Activity: Only lines containing the string "subtitle" belong in the answer; find them in the records and copy them.

※

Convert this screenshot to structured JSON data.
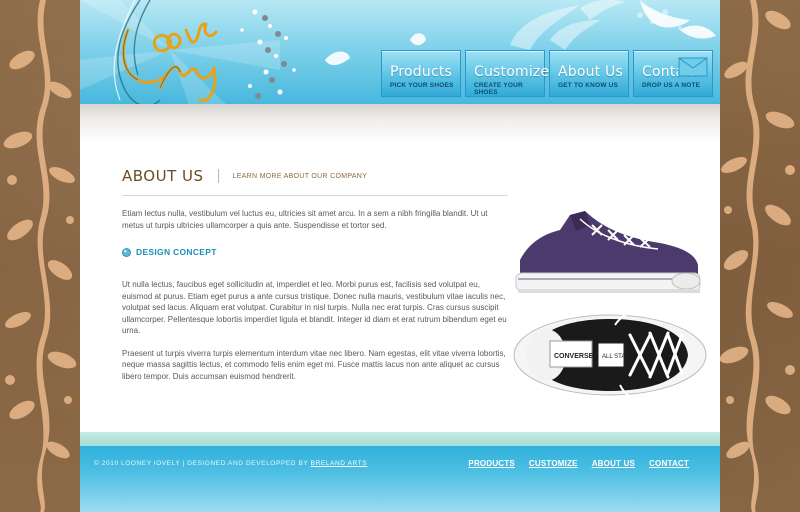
{
  "logo": {
    "line1": "Looney",
    "line2": "lovely"
  },
  "nav": {
    "items": [
      {
        "title": "Products",
        "subtitle": "PICK YOUR SHOES"
      },
      {
        "title": "Customize",
        "subtitle": "CREATE YOUR SHOES"
      },
      {
        "title": "About Us",
        "subtitle": "GET TO KNOW US"
      },
      {
        "title": "Contact",
        "subtitle": "DROP US A NOTE"
      }
    ]
  },
  "about": {
    "title": "ABOUT US",
    "subtitle": "LEARN MORE ABOUT OUR COMPANY",
    "intro": "Etiam lectus nulla, vestibulum vel luctus eu, ultricies sit amet arcu. In a sem a nibh fringilla blandit. Ut ut metus ut turpis ultricies ullamcorper a quis ante. Suspendisse et tortor sed.",
    "section_title": "DESIGN CONCEPT",
    "para2": "Ut nulla lectus, faucibus eget sollicitudin at, imperdiet et leo. Morbi purus est, facilisis sed volutpat eu, euismod at purus. Etiam eget purus a ante cursus tristique. Donec nulla mauris, vestibulum vitae iaculis nec, volutpat sed lacus. Aliquam erat volutpat. Curabitur in nisl turpis. Nulla nec erat turpis. Cras cursus suscipit ullamcorper. Pellentesque lobortis imperdiet ligula et blandit. Integer id diam et erat rutrum bibendum eget eu urna.",
    "para3": "Praesent ut turpis viverra turpis elementum interdum vitae nec libero. Nam egestas, elit vitae viverra lobortis, neque massa sagittis lectus, et commodo felis enim eget mi. Fusce mattis lacus non ante aliquet ac cursus libero tempor. Duis accumsan euismod hendrerit."
  },
  "shoes": {
    "side_brand": "CONVERSE",
    "top_brand": "CONVERSE",
    "top_label": "ALL STAR",
    "colors": {
      "purple": "#4b3a6b",
      "black": "#1a1a1a",
      "sole": "#f4f4f4"
    }
  },
  "footer": {
    "copyright": "© 2010 LOONEY lOVELY  |  DESIGNED AND DEVELOPPED BY ",
    "designer": "BRELAND ARTS",
    "links": [
      "PRODUCTS",
      "CUSTOMIZE",
      "ABOUT US",
      "CONTACT"
    ]
  },
  "colors": {
    "header_blue": "#43b6dc",
    "brown_side": "#8a6845",
    "heading_brown": "#6b4a26",
    "accent_blue": "#1c8fb8"
  },
  "icons": {
    "section": "globe-bullet-icon",
    "contact": "envelope-icon"
  }
}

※

Answer section:
        "subtitle": "PICK YOUR SHOES"
        "subtitle": "CREATE YOUR SHOES"
        "subtitle": "GET TO KNOW US"
        "subtitle": "DROP US A NOTE"
    "subtitle": "LEARN MORE ABOUT OUR COMPANY",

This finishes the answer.